Night Hike ImageNight time is special at the Arboretum – the people and cars are gone, and the nocturnal animals move about. Night hikes are a chance for us to explore our senses, search for crepuscular and nocturnal movements in the forest and learn about night-related animal adaptations. Programs are designed for families with children aged 5-12 and run from 7:30-9pm on the 2nd Saturday of the month. Meet at the Graham Visitors Center!
Cost is $8/person
Register online or call 206-685-8033

**NEW**Dates 

  • July 11, 8:30-10pm
  • July 25, 8:00-9:30pm
  • August 8, 8:00-9:30pm
  • August 22, 7:30-9:00pm

birdkids

Family Nature Walks

Family Nature Walks focus on discovering the wonders of nature through fun and engaging activities, games, and exploration. Search for mushrooms, pretend to be a pollinator, or spot birds using binoculars!  This class is best suited for families with children ages 5-12. Walks will continue rain or shine (hopefully shine!) – dress for the weather and wear comfortable shoes that can get wet or dirty. The walks start at 10:30, the 3rd Saturday of the month and are 90 minutes long. Meet at the Graham Visitors Center!

Cost: $7/person (kids 3 and under are free, so don’t count them toward your payment)
Register online or call 206-685-8033

Themes (all programs are from 10:30am-12pm)

Heath Family Highlights!

March 20th, 2015 by Sasha McGuire, Education Program Assistant
kalmia latifolia_496

Kalmia latifolia, a member of the heath family

Join Chris Pfeiffer to explore the UW Botanic Gardens collections this April. Spring brings flowers of course, and this 4 hour class has a focus on the blooms and habits of the Ericaceae – including rhodies, azaleas, and lesser known plants of the Heath family. You might also recognize blueberries, heather, madrona, and sourwood as belonging to this group.

In addition to identification, we will also look at bloom characteristics, foliage types, landscape functions, care and pruning tips for long-term healthy plants.

Professional credits include ISA, CPH, ecoPRO, ASCA and PLANET, though you don’t have to be a professional to register. Plant nerds and homeowners are welcome!
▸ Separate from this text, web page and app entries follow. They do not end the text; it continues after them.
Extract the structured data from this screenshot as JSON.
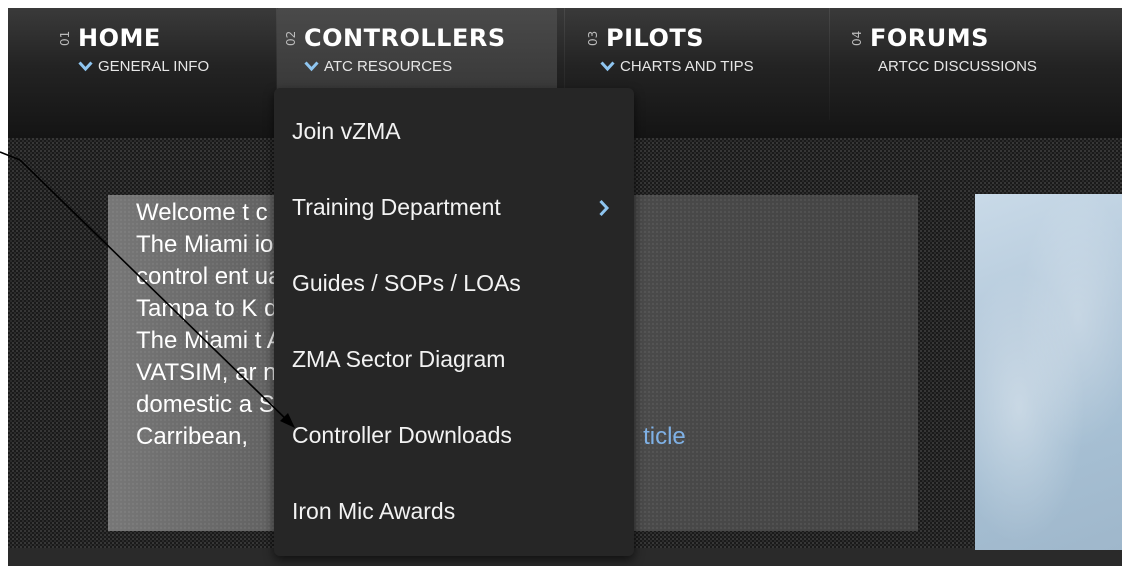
{
  "nav": {
    "items": [
      {
        "num": "01",
        "title": "HOME",
        "sub": "GENERAL INFO",
        "has_chevron": true
      },
      {
        "num": "02",
        "title": "CONTROLLERS",
        "sub": "ATC RESOURCES",
        "has_chevron": true
      },
      {
        "num": "03",
        "title": "PILOTS",
        "sub": "CHARTS AND TIPS",
        "has_chevron": true
      },
      {
        "num": "04",
        "title": "FORUMS",
        "sub": "ARTCC DISCUSSIONS",
        "has_chevron": false
      }
    ]
  },
  "dropdown": {
    "items": [
      {
        "label": "Join vZMA",
        "has_submenu": false
      },
      {
        "label": "Training Department",
        "has_submenu": true
      },
      {
        "label": "Guides / SOPs / LOAs",
        "has_submenu": false
      },
      {
        "label": "ZMA Sector Diagram",
        "has_submenu": false
      },
      {
        "label": "Controller Downloads",
        "has_submenu": false
      },
      {
        "label": "Iron Mic Awards",
        "has_submenu": false
      }
    ]
  },
  "welcome": {
    "lines": [
      "Welcome t                              c Control Center!",
      "The Miami                              ion and air traffic",
      "control ent                              ual skies from",
      "Tampa to K                              d over the Bahamas.",
      "The Miami                              t ARTCCs on",
      "VATSIM, ar                              nation for both",
      "domestic a                              South America, the"
    ],
    "last_line_start": "Carribean,",
    "read_more": "ticle"
  },
  "colors": {
    "nav_bg": "#1f1f1f",
    "dropdown_bg": "#262626",
    "link": "#7fb1e6",
    "chevron": "#8ec5f0"
  }
}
Learn about this diverse group of plants with instructor Chris Pfeiffer, a horticulture consultant, instructor and garden writer with over 30 years’ experience in landscape management and arboriculture. Sustainable and efficient landscape techniques are a special area of interest and expertise. In addition to her private practice, she is a consulting associate with Urban Forestry Services, Inc. and an active volunteer with local community garden projects. She previously led landscape management efforts for the Holden Arboretum and Washington Park Arboretum. A frequent horticultural speaker, Christina has taught courses in pruning, arboriculture, and landscape management at Edmonds and South Seattle Community Colleges, and at the University of Washington. She holds degrees in horticulture from Michigan State and the University of Washington and is an ISA Certified Arborist. She is co-author with Mary Robson of Month-by-Month Gardening in Washington & Oregon (Cool Springs Press 2006).

Class information:

What: Arboretum Plant Study: Seasonal Plant ID and Culture – Spring Session

When: Thursday, April 30th, 8am-12pm

Who: Landscape professionals, homeowners, gardeners, plant enthusiasts

Where: UW Botanic Gardens – Washington Park Arboretum (2300 Arboretum Dr E, Seattle)

Cost: $65; increases to $75 one week before the class

Register: Online, or by phone (206-685-8033)

 

Picture courtesy Stephanie Colony

Picture courtesy Stephanie Colony